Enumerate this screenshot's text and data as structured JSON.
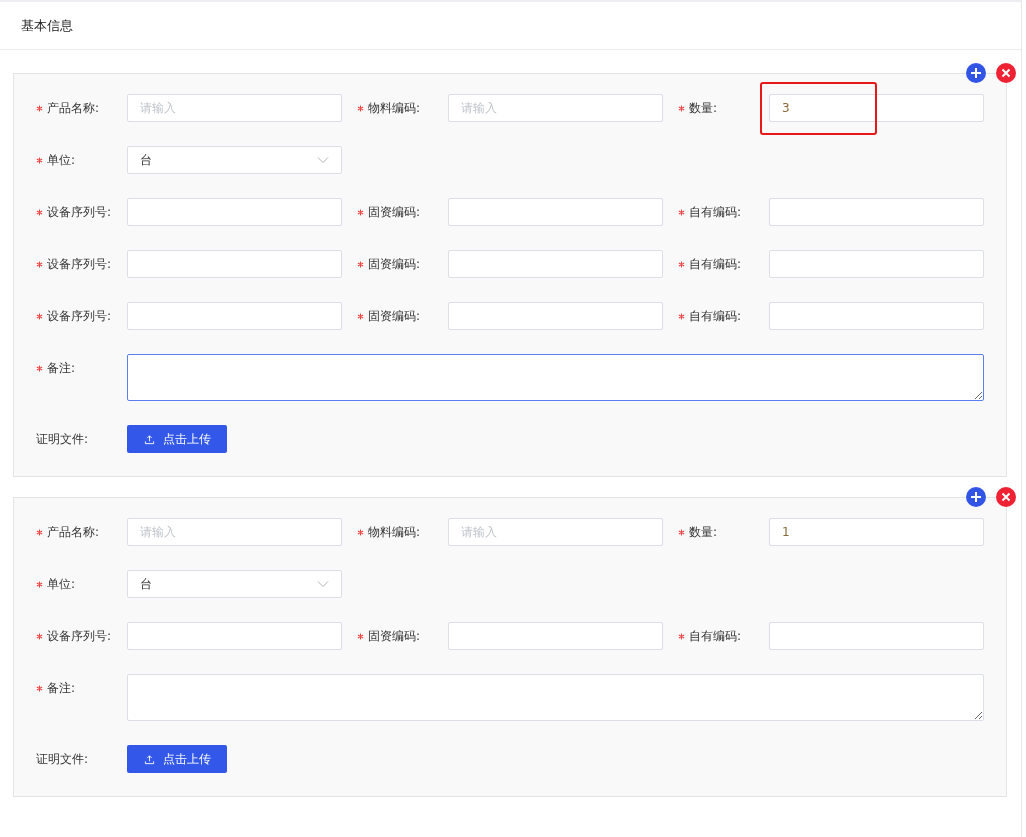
{
  "header": {
    "title": "基本信息"
  },
  "groups": [
    {
      "rows": [
        [
          {
            "kind": "input",
            "label": "产品名称:",
            "required": true,
            "placeholder": "请输入"
          },
          {
            "kind": "input",
            "label": "物料编码:",
            "required": true,
            "placeholder": "请输入"
          },
          {
            "kind": "input",
            "label": "数量:",
            "required": true,
            "value": "3",
            "highlighted": true
          }
        ],
        [
          {
            "kind": "select",
            "label": "单位:",
            "required": true,
            "value": "台"
          }
        ],
        [
          {
            "kind": "input",
            "label": "设备序列号:",
            "required": true
          },
          {
            "kind": "input",
            "label": "固资编码:",
            "required": true
          },
          {
            "kind": "input",
            "label": "自有编码:",
            "required": true
          }
        ],
        [
          {
            "kind": "input",
            "label": "设备序列号:",
            "required": true
          },
          {
            "kind": "input",
            "label": "固资编码:",
            "required": true
          },
          {
            "kind": "input",
            "label": "自有编码:",
            "required": true
          }
        ],
        [
          {
            "kind": "input",
            "label": "设备序列号:",
            "required": true
          },
          {
            "kind": "input",
            "label": "固资编码:",
            "required": true
          },
          {
            "kind": "input",
            "label": "自有编码:",
            "required": true
          }
        ],
        [
          {
            "kind": "textarea",
            "label": "备注:",
            "required": true,
            "focused": true
          }
        ],
        [
          {
            "kind": "upload",
            "label": "证明文件:",
            "required": false,
            "button": "点击上传"
          }
        ]
      ]
    },
    {
      "rows": [
        [
          {
            "kind": "input",
            "label": "产品名称:",
            "required": true,
            "placeholder": "请输入"
          },
          {
            "kind": "input",
            "label": "物料编码:",
            "required": true,
            "placeholder": "请输入"
          },
          {
            "kind": "input",
            "label": "数量:",
            "required": true,
            "value": "1"
          }
        ],
        [
          {
            "kind": "select",
            "label": "单位:",
            "required": true,
            "value": "台"
          }
        ],
        [
          {
            "kind": "input",
            "label": "设备序列号:",
            "required": true
          },
          {
            "kind": "input",
            "label": "固资编码:",
            "required": true
          },
          {
            "kind": "input",
            "label": "自有编码:",
            "required": true
          }
        ],
        [
          {
            "kind": "textarea",
            "label": "备注:",
            "required": true,
            "focused": false
          }
        ],
        [
          {
            "kind": "upload",
            "label": "证明文件:",
            "required": false,
            "button": "点击上传"
          }
        ]
      ]
    }
  ]
}
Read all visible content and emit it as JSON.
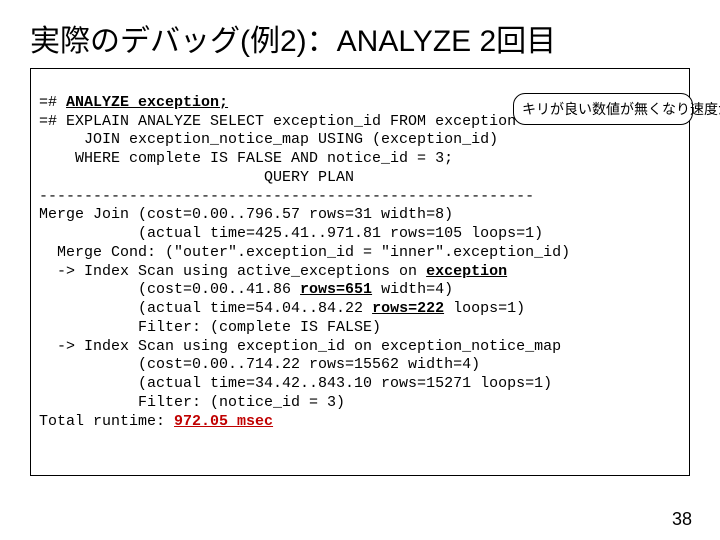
{
  "title": "実際のデバッグ(例2)：ANALYZE 2回目",
  "code": {
    "l1a": "=# ",
    "l1b": "ANALYZE exception;",
    "l2": "=# EXPLAIN ANALYZE SELECT exception_id FROM exception",
    "l3": "     JOIN exception_notice_map USING (exception_id)",
    "l4": "    WHERE complete IS FALSE AND notice_id = 3;",
    "l5": "                         QUERY PLAN",
    "l6": "-------------------------------------------------------",
    "l7": "Merge Join (cost=0.00..796.57 rows=31 width=8)",
    "l8": "           (actual time=425.41..971.81 rows=105 loops=1)",
    "l9": "  Merge Cond: (\"outer\".exception_id = \"inner\".exception_id)",
    "l10a": "  -> Index Scan using active_exceptions on ",
    "l10b": "exception",
    "l11a": "           (cost=0.00..41.86 ",
    "l11b": "rows=651",
    "l11c": " width=4)",
    "l12a": "           (actual time=54.04..84.22 ",
    "l12b": "rows=222",
    "l12c": " loops=1)",
    "l13": "           Filter: (complete IS FALSE)",
    "l14": "  -> Index Scan using exception_id on exception_notice_map",
    "l15": "           (cost=0.00..714.22 rows=15562 width=4)",
    "l16": "           (actual time=34.42..843.10 rows=15271 loops=1)",
    "l17": "           Filter: (notice_id = 3)",
    "l18a": "Total runtime: ",
    "l18b": "972.05 msec"
  },
  "callout": "キリが良い数値が無くなり速度が改善。ただし、見積の誤差が増加した理由は謎...",
  "page": "38"
}
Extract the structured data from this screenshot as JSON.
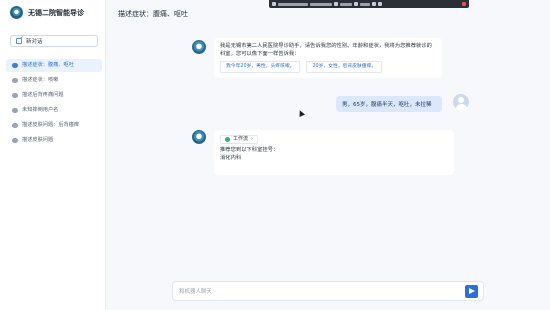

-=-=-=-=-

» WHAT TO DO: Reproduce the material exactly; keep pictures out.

» SOLUTION FOR THIS TASK:
Enumerate this screenshot's text and data as structured JSON.
{
  "header": {
    "title": "基本信息"
  },
  "groups": [
    {
      "rows": [
        [
          {
            "kind": "input",
            "label": "产品名称:",
            "required": true,
            "placeholder": "请输入"
          },
          {
            "kind": "input",
            "label": "物料编码:",
            "required": true,
            "placeholder": "请输入"
          },
          {
            "kind": "input",
            "label": "数量:",
            "required": true,
            "value": "3",
            "highlighted": true
          }
        ],
        [
          {
            "kind": "select",
            "label": "单位:",
            "required": true,
            "value": "台"
          }
        ],
        [
          {
            "kind": "input",
            "label": "设备序列号:",
            "required": true
          },
          {
            "kind": "input",
            "label": "固资编码:",
            "required": true
          },
          {
            "kind": "input",
            "label": "自有编码:",
            "required": true
          }
        ],
        [
          {
            "kind": "input",
            "label": "设备序列号:",
            "required": true
          },
          {
            "kind": "input",
            "label": "固资编码:",
            "required": true
          },
          {
            "kind": "input",
            "label": "自有编码:",
            "required": true
          }
        ],
        [
          {
            "kind": "input",
            "label": "设备序列号:",
            "required": true
          },
          {
            "kind": "input",
            "label": "固资编码:",
            "required": true
          },
          {
            "kind": "input",
            "label": "自有编码:",
            "required": true
          }
        ],
        [
          {
            "kind": "textarea",
            "label": "备注:",
            "required": true,
            "focused": true
          }
        ],
        [
          {
            "kind": "upload",
            "label": "证明文件:",
            "required": false,
            "button": "点击上传"
          }
        ]
      ]
    },
    {
      "rows": [
        [
          {
            "kind": "input",
            "label": "产品名称:",
            "required": true,
            "placeholder": "请输入"
          },
          {
            "kind": "input",
            "label": "物料编码:",
            "required": true,
            "placeholder": "请输入"
          },
          {
            "kind": "input",
            "label": "数量:",
            "required": true,
            "value": "1"
          }
        ],
        [
          {
            "kind": "select",
            "label": "单位:",
            "required": true,
            "value": "台"
          }
        ],
        [
          {
            "kind": "input",
            "label": "设备序列号:",
            "required": true
          },
          {
            "kind": "input",
            "label": "固资编码:",
            "required": true
          },
          {
            "kind": "input",
            "label": "自有编码:",
            "required": true
          }
        ],
        [
          {
            "kind": "textarea",
            "label": "备注:",
            "required": true,
            "focused": false
          }
        ],
        [
          {
            "kind": "upload",
            "label": "证明文件:",
            "required": false,
            "button": "点击上传"
          }
        ]
      ]
    }
  ]
}
Read all visible content and emit it as JSON.
{
  "title": "実際のデバッグ(例2)：ANALYZE 2回目",
  "code": {
    "l1a": "=# ",
    "l1b": "ANALYZE exception;",
    "l2": "=# EXPLAIN ANALYZE SELECT exception_id FROM exception",
    "l3": "     JOIN exception_notice_map USING (exception_id)",
    "l4": "    WHERE complete IS FALSE AND notice_id = 3;",
    "l5": "                         QUERY PLAN",
    "l6": "-------------------------------------------------------",
    "l7": "Merge Join (cost=0.00..796.57 rows=31 width=8)",
    "l8": "           (actual time=425.41..971.81 rows=105 loops=1)",
    "l9": "  Merge Cond: (\"outer\".exception_id = \"inner\".exception_id)",
    "l10a": "  -> Index Scan using active_exceptions on ",
    "l10b": "exception",
    "l11a": "           (cost=0.00..41.86 ",
    "l11b": "rows=651",
    "l11c": " width=4)",
    "l12a": "           (actual time=54.04..84.22 ",
    "l12b": "rows=222",
    "l12c": " loops=1)",
    "l13": "           Filter: (complete IS FALSE)",
    "l14": "  -> Index Scan using exception_id on exception_notice_map",
    "l15": "           (cost=0.00..714.22 rows=15562 width=4)",
    "l16": "           (actual time=34.42..843.10 rows=15271 loops=1)",
    "l17": "           Filter: (notice_id = 3)",
    "l18a": "Total runtime: ",
    "l18b": "972.05 msec"
  },
  "callout": "キリが良い数値が無くなり速度が改善。ただし、見積の誤差が増加した理由は謎...",
  "page": "38"
}
Extract the structured data from this screenshot as JSON.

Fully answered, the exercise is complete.